The Rwanda Utilities Regulatory Authority (RURA) switched off over 51,000 analogue TV sets on 31 July 2014, as it concluded the migration process from analogue TV transmission to digital broadcasting, AllAfrica reports. Patrick Nyirishema, director of RURA, revealed that the last phase of the migration process involved households in the west and south-west regions of the country; the four-phase analogue switch-off started in January 2014 in Kigali, with the north-west and east regions migrating to digital broadcasting on 31 March and 31 May, respectively. According to Nyirishema, before the digital migration exercise started, 50% of TV sets in Rwanda relied on analogue transmission, while digital coverage is currently at around 95%.

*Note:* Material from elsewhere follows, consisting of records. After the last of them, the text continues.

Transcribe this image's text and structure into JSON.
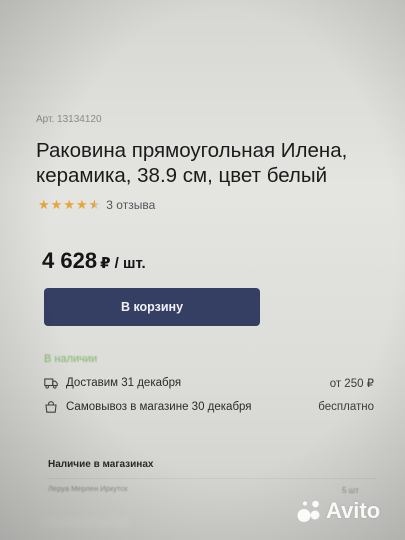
{
  "product": {
    "article": "Арт. 13134120",
    "title": "Раковина прямоугольная Илена, керамика, 38.9 см, цвет белый",
    "rating": 4.5,
    "reviews": "3 отзыва",
    "price": "4 628",
    "unit": "₽ / шт.",
    "add_to_cart": "В корзину"
  },
  "availability": {
    "status": "В наличии",
    "delivery_label": "Доставим 31 декабря",
    "delivery_price": "от 250 ₽",
    "pickup_label": "Самовывоз в магазине 30 декабря",
    "pickup_price": "бесплатно"
  },
  "stores": {
    "title": "Наличие в магазинах",
    "name": "Леруа Мерлен Иркутск",
    "qty": "5 шт"
  },
  "watermark": "Avito",
  "colors": {
    "accent": "#343f63",
    "stars": "#e7a53a",
    "in_stock": "#7fb96b"
  }
}
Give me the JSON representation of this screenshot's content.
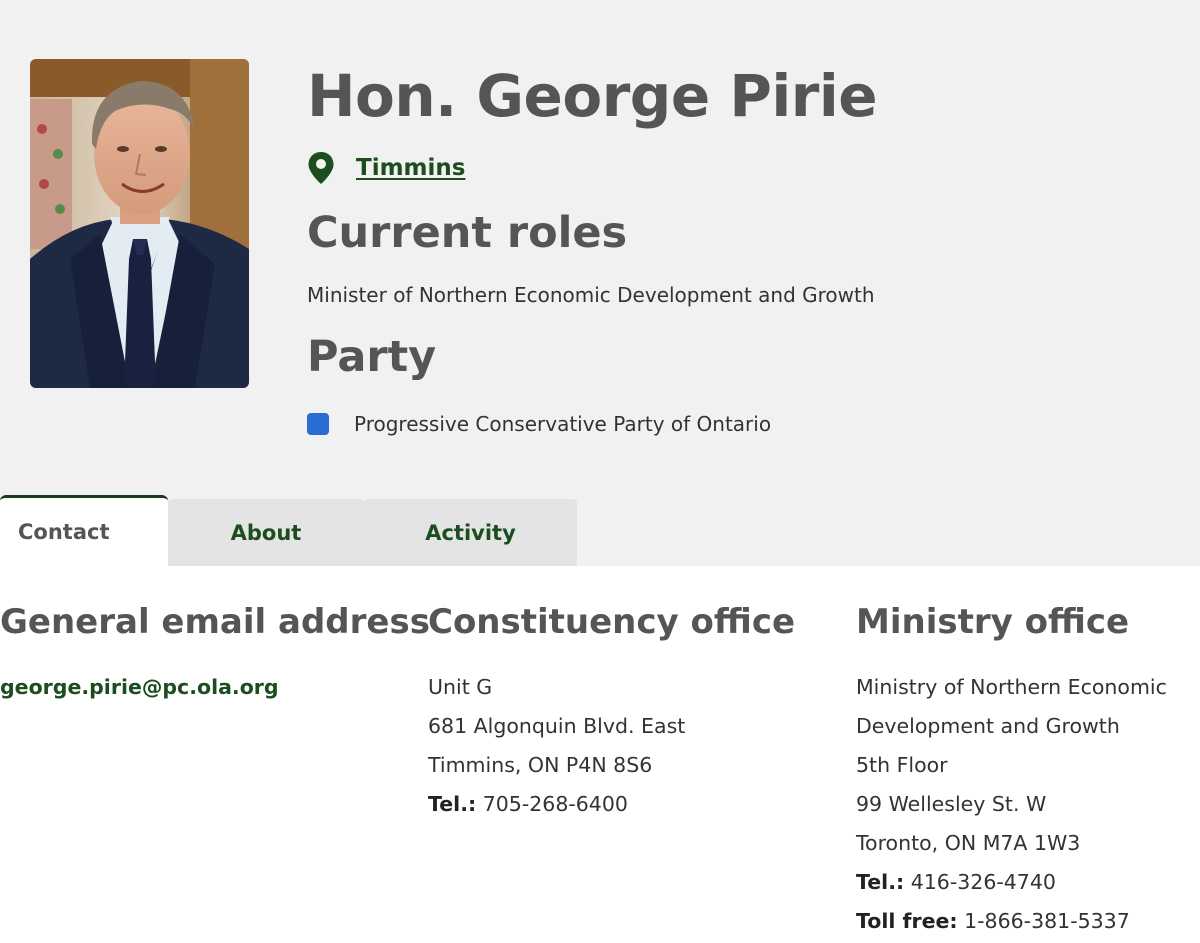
{
  "member": {
    "name": "Hon. George Pirie",
    "riding": "Timmins",
    "roles_heading": "Current roles",
    "role": "Minister of Northern Economic Development and Growth",
    "party_heading": "Party",
    "party": "Progressive Conservative Party of Ontario",
    "party_color": "#2a6cd4"
  },
  "tabs": [
    {
      "label": "Contact",
      "active": true
    },
    {
      "label": "About",
      "active": false
    },
    {
      "label": "Activity",
      "active": false
    }
  ],
  "contact": {
    "email_heading": "General email address",
    "email": "george.pirie@pc.ola.org",
    "constituency_heading": "Constituency office",
    "constituency_lines": [
      "Unit G",
      "681 Algonquin Blvd. East",
      "Timmins, ON P4N 8S6"
    ],
    "constituency_tel_label": "Tel.:",
    "constituency_tel": "705-268-6400",
    "ministry_heading": "Ministry office",
    "ministry_lines": [
      "Ministry of Northern Economic",
      "Development and Growth",
      "5th Floor",
      "99 Wellesley St. W",
      "Toronto, ON M7A 1W3"
    ],
    "ministry_tel_label": "Tel.:",
    "ministry_tel": "416-326-4740",
    "ministry_tollfree_label": "Toll free:",
    "ministry_tollfree": "1-866-381-5337"
  },
  "icons": {
    "riding": "location-pin-icon",
    "party": "party-color-swatch"
  },
  "colors": {
    "accent_green": "#1b4d1e",
    "hero_bg": "#f1f1f1"
  }
}
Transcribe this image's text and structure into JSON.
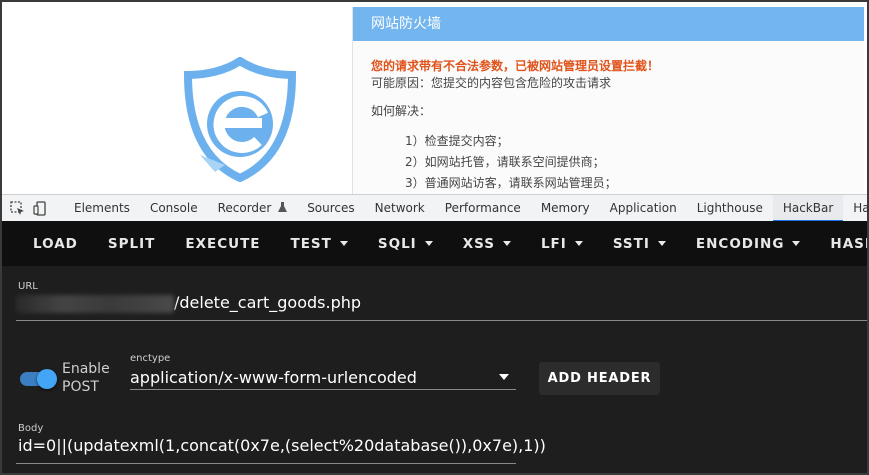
{
  "firewall": {
    "title": "网站防火墙",
    "warning": "您的请求带有不合法参数，已被网站管理员设置拦截！",
    "reason": "可能原因：您提交的内容包含危险的攻击请求",
    "how": "如何解决：",
    "steps": [
      "1）检查提交内容；",
      "2）如网站托管，请联系空间提供商；",
      "3）普通网站访客，请联系网站管理员；"
    ]
  },
  "devtools": {
    "tabs": [
      "Elements",
      "Console",
      "Recorder",
      "Sources",
      "Network",
      "Performance",
      "Memory",
      "Application",
      "Lighthouse",
      "HackBar",
      "HackBar"
    ],
    "active_tab": "HackBar"
  },
  "hackbar": {
    "toolbar": [
      "LOAD",
      "SPLIT",
      "EXECUTE",
      "TEST",
      "SQLI",
      "XSS",
      "LFI",
      "SSTI",
      "ENCODING",
      "HASHING"
    ],
    "url_label": "URL",
    "url_value": "/delete_cart_goods.php",
    "enable_post_label": "Enable POST",
    "enable_line1": "Enable",
    "enable_line2": "POST",
    "enable_post": true,
    "enctype_label": "enctype",
    "enctype_value": "application/x-www-form-urlencoded",
    "add_header": "ADD HEADER",
    "body_label": "Body",
    "body_value": "id=0||(updatexml(1,concat(0x7e,(select%20database()),0x7e),1))"
  },
  "colors": {
    "firewall_header": "#73b5ee",
    "warning_text": "#e0541c",
    "hackbar_bg": "#1e1e1e",
    "toggle_on": "#42a5f5",
    "devtools_active": "#1a73e8"
  },
  "icons": [
    "shield-e-logo",
    "inspect-element-icon",
    "device-toggle-icon",
    "recorder-flask-icon"
  ]
}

As previously reported by TeleGeography’s CommsUpdate, in November 2013 Jean Baptise Mutabazi, head of communication and media regulation at RURA, revealed that the migration to digital broadcasting in the country, initially set for end-2013, would be delayed following slow take-up of set-top boxes (STBs). The executive stated that the previous deadline for the analogue switch-off ‘may now be unrealistic’, adding that the agency would only monitor the implementation process and leave the importation and distribution of the digital image converters to the private sector and Rwanda Broadcasting Agency (RBA). Cedric Pierre-Louis, the managing director of Rwanda’s Tele10 TV, said at the time: ‘The problem is that people are not aware of the migration process and are reluctant to purchase STBs.’
Previously, the International Telecommunication Union (ITU) set 2015 as the global deadline for switching from analogue to digital broadcasting, but Rwanda is only the second sub-Saharan African country, after Tanzania, to complete the switchover to date. In countries around the world the switchover has freed up frequencies (known as the ‘digital dividend’) for 4G mobile broadband usage.